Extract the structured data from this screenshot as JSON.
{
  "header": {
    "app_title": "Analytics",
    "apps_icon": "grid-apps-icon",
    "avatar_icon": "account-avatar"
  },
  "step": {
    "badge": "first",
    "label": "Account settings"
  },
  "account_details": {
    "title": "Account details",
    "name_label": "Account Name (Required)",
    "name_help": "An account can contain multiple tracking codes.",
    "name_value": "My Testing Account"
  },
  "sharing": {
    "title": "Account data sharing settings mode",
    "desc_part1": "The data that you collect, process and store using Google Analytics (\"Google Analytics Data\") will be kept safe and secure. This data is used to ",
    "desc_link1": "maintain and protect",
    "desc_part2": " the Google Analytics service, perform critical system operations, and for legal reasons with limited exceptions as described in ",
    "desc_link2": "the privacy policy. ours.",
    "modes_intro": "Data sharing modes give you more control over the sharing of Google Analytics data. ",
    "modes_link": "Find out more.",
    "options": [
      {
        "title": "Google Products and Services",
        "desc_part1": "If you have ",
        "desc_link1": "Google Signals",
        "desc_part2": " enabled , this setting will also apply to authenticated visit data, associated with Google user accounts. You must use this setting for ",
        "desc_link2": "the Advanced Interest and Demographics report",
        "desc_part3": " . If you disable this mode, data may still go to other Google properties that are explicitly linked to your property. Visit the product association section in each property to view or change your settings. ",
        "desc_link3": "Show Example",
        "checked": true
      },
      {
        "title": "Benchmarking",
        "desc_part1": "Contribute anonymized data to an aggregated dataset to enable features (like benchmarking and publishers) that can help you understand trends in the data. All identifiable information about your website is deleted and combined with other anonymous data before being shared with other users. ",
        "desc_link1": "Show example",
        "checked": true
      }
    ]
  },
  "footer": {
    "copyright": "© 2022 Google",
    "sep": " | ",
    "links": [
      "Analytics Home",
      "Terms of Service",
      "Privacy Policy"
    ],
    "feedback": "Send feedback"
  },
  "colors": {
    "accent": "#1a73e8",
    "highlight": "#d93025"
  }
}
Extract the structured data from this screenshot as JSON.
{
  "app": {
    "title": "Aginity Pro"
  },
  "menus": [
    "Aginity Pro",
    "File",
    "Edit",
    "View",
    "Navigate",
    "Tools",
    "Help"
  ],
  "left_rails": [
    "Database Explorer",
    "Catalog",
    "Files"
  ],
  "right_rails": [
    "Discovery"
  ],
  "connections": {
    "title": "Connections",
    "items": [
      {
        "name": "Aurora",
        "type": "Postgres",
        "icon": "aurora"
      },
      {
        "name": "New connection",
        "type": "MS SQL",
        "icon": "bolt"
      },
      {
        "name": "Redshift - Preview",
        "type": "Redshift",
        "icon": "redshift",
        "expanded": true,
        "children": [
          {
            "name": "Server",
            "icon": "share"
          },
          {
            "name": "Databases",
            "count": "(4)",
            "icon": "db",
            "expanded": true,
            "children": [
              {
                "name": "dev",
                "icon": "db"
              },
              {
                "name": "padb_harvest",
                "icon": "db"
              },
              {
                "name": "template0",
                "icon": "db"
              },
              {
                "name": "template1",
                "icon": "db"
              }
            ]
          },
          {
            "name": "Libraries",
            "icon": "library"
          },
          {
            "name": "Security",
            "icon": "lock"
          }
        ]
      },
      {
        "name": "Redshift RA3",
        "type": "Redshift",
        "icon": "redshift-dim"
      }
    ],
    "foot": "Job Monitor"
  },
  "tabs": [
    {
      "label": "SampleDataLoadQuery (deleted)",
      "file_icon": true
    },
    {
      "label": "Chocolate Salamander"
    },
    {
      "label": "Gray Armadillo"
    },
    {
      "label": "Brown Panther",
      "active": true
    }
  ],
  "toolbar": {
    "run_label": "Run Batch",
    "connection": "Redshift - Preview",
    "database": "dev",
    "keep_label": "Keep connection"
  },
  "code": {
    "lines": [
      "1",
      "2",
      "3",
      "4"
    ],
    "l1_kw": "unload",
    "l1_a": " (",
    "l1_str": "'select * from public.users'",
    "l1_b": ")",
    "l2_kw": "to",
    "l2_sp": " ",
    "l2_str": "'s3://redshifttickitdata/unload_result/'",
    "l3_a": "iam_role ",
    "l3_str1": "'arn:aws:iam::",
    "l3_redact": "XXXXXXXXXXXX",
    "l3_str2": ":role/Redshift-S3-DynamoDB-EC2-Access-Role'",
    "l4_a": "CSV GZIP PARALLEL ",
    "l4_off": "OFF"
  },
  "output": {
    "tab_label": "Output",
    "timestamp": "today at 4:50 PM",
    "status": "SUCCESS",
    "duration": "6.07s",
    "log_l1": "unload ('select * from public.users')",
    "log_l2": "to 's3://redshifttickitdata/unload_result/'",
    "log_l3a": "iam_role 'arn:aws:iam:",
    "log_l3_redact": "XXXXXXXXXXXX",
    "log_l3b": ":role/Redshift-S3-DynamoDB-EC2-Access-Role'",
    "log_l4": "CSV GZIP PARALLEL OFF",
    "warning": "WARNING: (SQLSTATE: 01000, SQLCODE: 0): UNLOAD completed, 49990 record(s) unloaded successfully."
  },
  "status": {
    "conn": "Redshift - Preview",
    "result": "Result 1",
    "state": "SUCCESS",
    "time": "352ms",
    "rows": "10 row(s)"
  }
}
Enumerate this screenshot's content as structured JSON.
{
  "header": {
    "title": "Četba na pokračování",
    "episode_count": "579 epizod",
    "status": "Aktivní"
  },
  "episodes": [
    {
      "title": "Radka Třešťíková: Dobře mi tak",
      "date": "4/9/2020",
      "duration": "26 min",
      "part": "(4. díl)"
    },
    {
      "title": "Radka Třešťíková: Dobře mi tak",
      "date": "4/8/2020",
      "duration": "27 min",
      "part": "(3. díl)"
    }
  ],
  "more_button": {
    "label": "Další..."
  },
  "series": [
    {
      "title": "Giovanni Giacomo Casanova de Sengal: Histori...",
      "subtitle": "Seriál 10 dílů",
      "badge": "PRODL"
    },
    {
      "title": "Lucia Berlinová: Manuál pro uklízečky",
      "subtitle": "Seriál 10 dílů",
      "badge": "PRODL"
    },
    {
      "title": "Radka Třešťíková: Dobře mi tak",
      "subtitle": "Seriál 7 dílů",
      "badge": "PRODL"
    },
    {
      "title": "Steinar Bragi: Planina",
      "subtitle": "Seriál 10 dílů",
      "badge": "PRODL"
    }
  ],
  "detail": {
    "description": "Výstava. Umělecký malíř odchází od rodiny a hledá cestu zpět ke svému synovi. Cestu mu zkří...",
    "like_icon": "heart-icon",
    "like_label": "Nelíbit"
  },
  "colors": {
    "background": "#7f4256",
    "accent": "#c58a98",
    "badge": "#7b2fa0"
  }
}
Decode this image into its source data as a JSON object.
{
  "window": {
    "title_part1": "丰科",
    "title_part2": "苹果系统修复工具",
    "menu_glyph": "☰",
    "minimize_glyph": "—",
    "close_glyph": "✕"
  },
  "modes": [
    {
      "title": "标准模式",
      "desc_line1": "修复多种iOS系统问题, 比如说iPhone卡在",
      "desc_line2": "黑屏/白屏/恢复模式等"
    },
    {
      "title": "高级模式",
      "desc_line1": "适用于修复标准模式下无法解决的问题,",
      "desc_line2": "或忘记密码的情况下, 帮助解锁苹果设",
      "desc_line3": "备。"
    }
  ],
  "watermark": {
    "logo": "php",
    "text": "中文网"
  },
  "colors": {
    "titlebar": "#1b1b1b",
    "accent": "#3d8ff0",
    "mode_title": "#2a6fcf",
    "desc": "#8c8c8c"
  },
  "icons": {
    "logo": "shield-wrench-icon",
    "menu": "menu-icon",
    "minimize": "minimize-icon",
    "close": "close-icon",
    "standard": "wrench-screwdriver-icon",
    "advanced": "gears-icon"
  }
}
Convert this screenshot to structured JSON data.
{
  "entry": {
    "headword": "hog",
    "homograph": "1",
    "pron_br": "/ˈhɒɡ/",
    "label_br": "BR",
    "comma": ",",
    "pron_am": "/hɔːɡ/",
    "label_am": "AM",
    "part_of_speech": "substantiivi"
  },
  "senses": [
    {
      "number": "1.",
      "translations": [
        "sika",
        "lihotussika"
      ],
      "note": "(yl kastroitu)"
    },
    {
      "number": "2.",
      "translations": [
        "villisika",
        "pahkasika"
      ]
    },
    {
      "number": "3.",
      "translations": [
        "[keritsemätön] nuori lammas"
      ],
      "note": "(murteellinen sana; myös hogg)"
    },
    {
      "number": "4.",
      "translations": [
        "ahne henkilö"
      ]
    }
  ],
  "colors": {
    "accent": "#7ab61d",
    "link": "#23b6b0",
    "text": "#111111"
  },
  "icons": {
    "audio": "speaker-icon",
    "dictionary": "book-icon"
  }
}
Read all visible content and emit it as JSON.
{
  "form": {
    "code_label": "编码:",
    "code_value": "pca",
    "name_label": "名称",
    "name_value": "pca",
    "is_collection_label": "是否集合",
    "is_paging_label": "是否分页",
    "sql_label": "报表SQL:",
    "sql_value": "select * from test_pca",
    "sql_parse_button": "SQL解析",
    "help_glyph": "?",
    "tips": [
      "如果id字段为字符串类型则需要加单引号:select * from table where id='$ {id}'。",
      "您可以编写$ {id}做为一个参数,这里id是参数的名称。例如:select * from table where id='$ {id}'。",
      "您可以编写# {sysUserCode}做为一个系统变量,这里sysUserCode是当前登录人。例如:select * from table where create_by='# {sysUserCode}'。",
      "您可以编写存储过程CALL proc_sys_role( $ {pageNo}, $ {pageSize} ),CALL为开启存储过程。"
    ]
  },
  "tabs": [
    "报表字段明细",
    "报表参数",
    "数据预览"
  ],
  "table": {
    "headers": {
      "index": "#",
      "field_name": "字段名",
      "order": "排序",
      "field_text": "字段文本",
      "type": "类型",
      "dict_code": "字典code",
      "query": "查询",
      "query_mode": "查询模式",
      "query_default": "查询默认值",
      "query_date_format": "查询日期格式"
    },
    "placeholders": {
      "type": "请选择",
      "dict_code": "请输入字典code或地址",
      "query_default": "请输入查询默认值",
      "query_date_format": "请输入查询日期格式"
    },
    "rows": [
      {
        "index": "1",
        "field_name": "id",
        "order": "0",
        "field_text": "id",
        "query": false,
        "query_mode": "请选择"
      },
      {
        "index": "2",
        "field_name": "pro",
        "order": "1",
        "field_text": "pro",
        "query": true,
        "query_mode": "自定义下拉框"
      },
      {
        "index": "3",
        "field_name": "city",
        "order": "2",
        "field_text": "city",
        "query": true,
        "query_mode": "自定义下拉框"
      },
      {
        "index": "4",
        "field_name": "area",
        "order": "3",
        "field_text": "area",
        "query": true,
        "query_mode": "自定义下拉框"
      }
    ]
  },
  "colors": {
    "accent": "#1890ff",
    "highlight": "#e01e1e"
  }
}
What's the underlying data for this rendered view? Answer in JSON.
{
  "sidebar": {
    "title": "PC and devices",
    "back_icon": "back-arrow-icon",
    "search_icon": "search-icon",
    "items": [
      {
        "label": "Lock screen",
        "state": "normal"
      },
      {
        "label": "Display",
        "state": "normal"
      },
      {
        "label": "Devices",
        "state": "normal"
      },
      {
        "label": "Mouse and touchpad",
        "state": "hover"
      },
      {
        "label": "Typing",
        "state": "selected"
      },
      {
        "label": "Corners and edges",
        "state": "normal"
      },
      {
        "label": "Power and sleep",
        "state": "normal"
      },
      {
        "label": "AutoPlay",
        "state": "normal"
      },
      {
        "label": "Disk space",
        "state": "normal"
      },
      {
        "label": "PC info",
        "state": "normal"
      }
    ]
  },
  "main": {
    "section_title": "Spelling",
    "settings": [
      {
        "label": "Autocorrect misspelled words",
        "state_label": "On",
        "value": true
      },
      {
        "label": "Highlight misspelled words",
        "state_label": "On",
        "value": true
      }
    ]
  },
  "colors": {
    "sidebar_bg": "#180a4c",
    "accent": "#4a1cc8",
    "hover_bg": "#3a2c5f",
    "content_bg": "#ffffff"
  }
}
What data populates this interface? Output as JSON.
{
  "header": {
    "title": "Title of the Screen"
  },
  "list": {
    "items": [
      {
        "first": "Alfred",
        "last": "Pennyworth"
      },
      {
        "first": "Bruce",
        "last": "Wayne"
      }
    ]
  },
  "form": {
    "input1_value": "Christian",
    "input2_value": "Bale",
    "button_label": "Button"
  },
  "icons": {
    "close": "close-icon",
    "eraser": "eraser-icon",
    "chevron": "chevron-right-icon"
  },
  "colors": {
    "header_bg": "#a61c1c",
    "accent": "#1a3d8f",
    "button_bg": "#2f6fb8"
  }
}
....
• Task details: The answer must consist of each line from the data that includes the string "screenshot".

• Output:
Extract the structured data from this screenshot as JSON.
Extract the structured data from this screenshot as JSON.
Enumerate this screenshot's content as structured JSON.
Convert this screenshot to structured JSON data.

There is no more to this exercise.